More and more medicines are becoming available that target a tumour’s specific traits. The use of chemotherapy is continually undergoing improvement.
Chemotherapy is still a widely used treatment for cancer. The substances used in this technique are targeted at rapidly dividing cells and thus affect not only tumour cells, but also cells in the intestines and hair follicles, causing diarrhoea and hair loss. ‘Now more and more medicines are coming available that specifically inhibit a molecule that the tumour depends on for growth. Which molecule that is can vary and depends on the mutations that have taken place in a cell,’ says professor of Clinical Pharmacy Henk Jan Guchelaar. A treatment using this sort of medicine is known as targeted therapy.
Professor of Medical Oncology Hans Gelderblom is one of the chief investigators in the DRUP study, in which patients with advanced or metastasised cancer are treated based on the tumour’s specific traits. ‘In this study we are investigating whether medicines that have already been approved for a certain type of tumour are also effective on other types of tumours. What is difficult is that a tumour is usually made up of cells with different traits, whereas a targeted medicine is only effective against one single trait. As a result of the so-called heterogeneous nature of the tumour, a proportion of the tumour cells do not respond to a particular medication and the tumour can continue to grow. This means that in the future more patients will receive combination therapies where multiple drugs are used simultaneously to target all the tumour cells,’ says Gelderblom.

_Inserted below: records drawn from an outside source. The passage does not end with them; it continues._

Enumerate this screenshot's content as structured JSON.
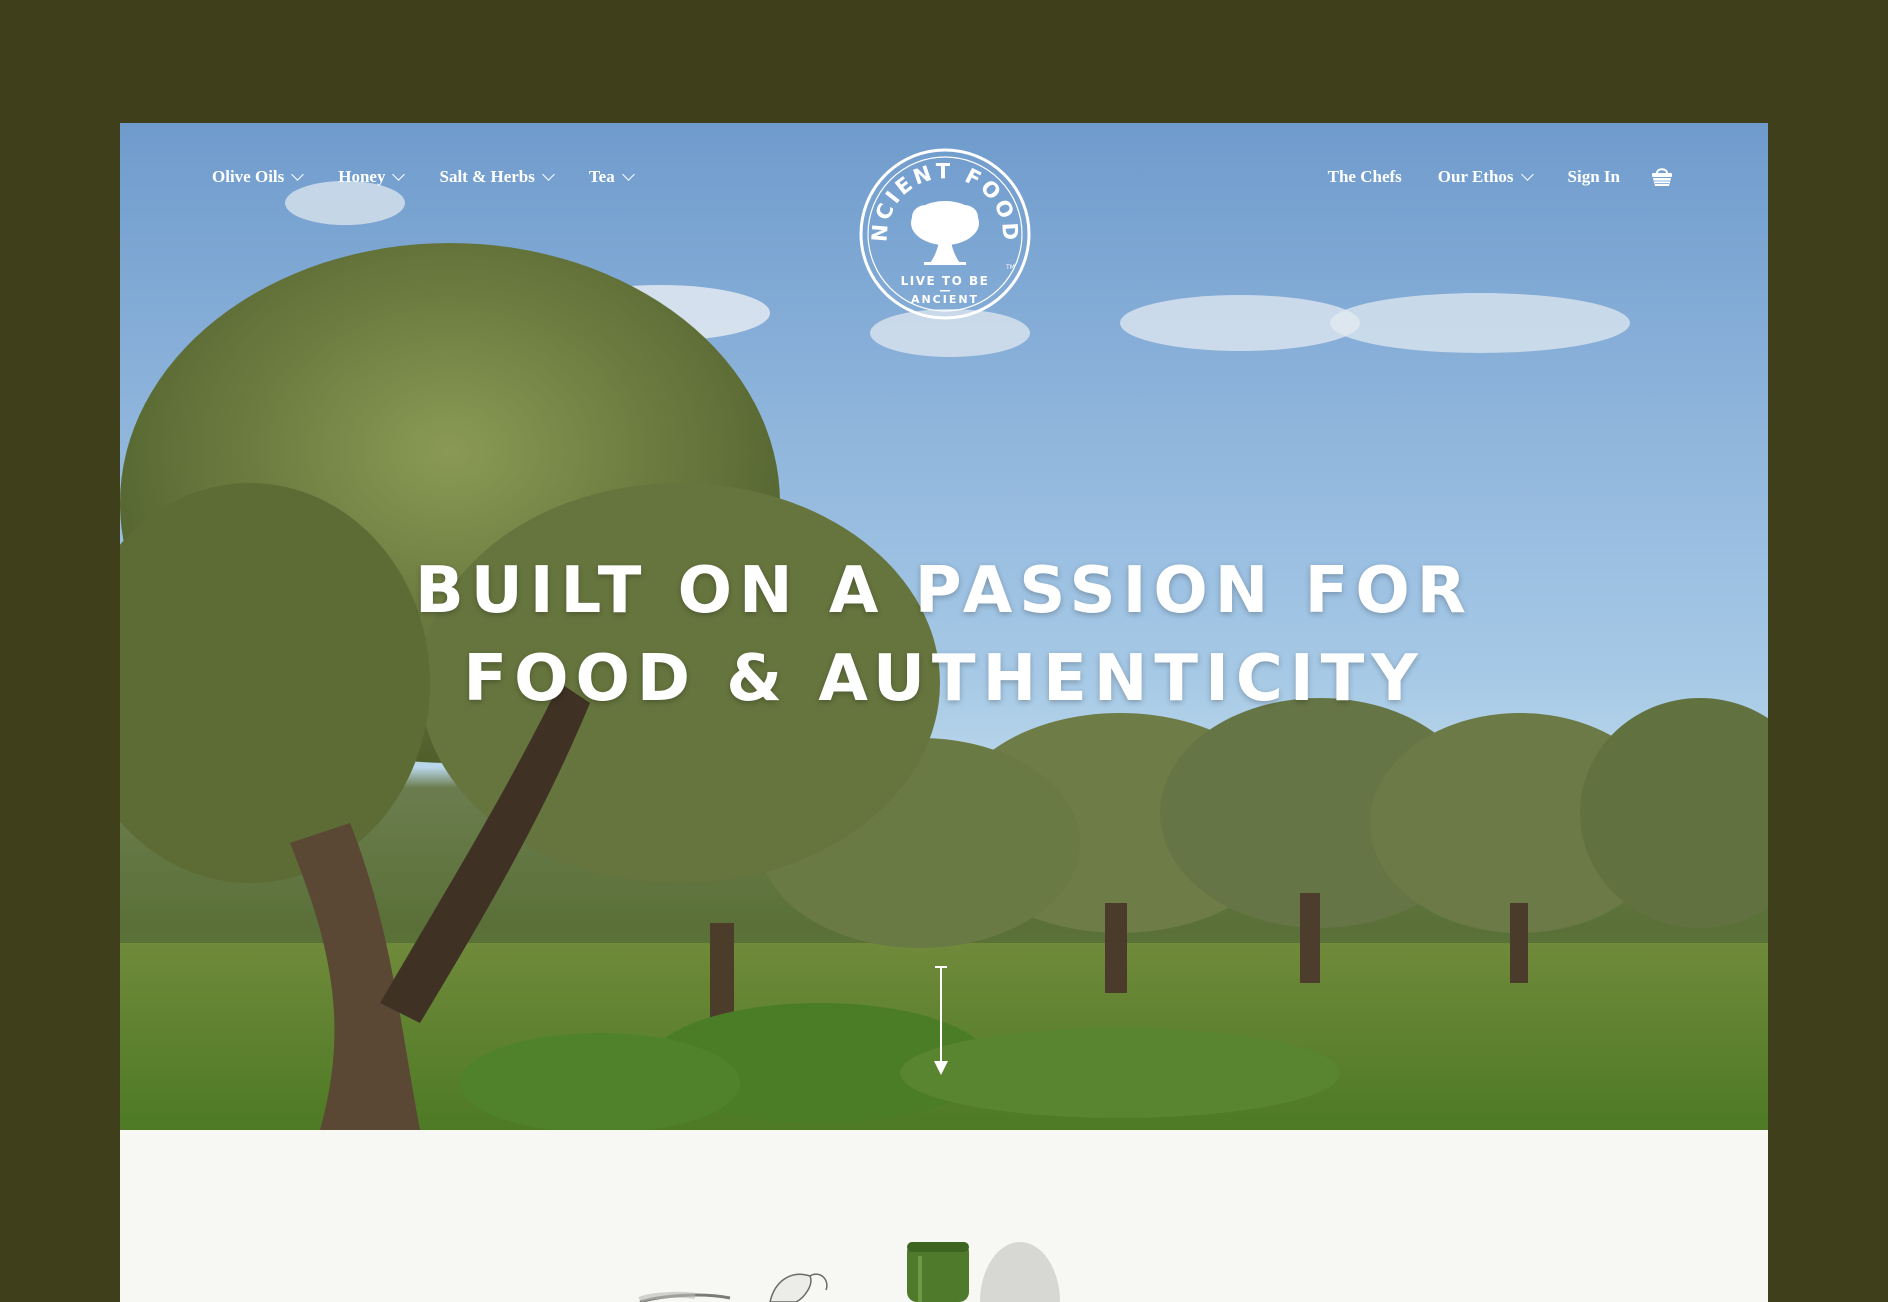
{
  "nav": {
    "left": [
      {
        "label": "Olive Oils",
        "dropdown": true
      },
      {
        "label": "Honey",
        "dropdown": true
      },
      {
        "label": "Salt & Herbs",
        "dropdown": true
      },
      {
        "label": "Tea",
        "dropdown": true
      }
    ],
    "right": [
      {
        "label": "The Chefs",
        "dropdown": false
      },
      {
        "label": "Our Ethos",
        "dropdown": true
      },
      {
        "label": "Sign In",
        "dropdown": false
      }
    ],
    "cart_icon": "basket-icon"
  },
  "logo": {
    "arc_text": "ANCIENT FOODS",
    "tagline_1": "LIVE TO BE",
    "tagline_2": "ANCIENT",
    "trademark": "TM"
  },
  "hero": {
    "title_line_1": "BUILT ON A PASSION FOR",
    "title_line_2": "FOOD & AUTHENTICITY",
    "scroll_icon": "arrow-down-icon"
  },
  "colors": {
    "page_background": "#3f3f1b",
    "section_background": "#f7f7f4",
    "text_on_hero": "#ffffff",
    "bottle_green": "#4f7a2c"
  }
}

Chemotherapy also continues to be used to fight cancer, but with fewer and fewer harmful side effects. ‘We are trying to improve existing chemotherapy by making minor changes to the substances used,’ says researcher and professor Sjaak Neefjes. Doxorubicine, for example, works well against cancer cells, but is also harmful to the heart. ‘We are trying to better understand what causes that side effect and are looking to see if we can modify the substance in such a way that it will still work against cancer, but produce fewer side effects,’ according to Neefjes.
Another problem with chemotherapy is that with a portion of the patients, certain substances don’t break down well. Guchelaar explains, ‘Since 2013 we have been giving a preliminary test to patients who will be receiving chemotherapy with fluoropyrimidines. If they aren’t good at breaking down substances such as 5-fluorouracil or capecitabine, we give them a reduced dosage. With this specially tailored chemotherapy we can now prevent half of the side effects. We continue to do research into better tests so we can spare even more people the sometimes serious side effects.’
For the development of targeted medicines, Leiden offers unique possibilities. ‘Here we’ve got researchers who can find proteins, chemists who can synthesise substances, a top-notch Good Manufacturing Practice (GMP) facility at LUMC for producing medications and the Centre for Human Drug Research (CHDR), which can test substances on test subjects,’ as Neefjes summarises it. ‘All these partners allow the development of a drug development board that can assist researchers who have an idea for a new drug.’ This makes Leiden the place where the next step can be taken in cancer drug development.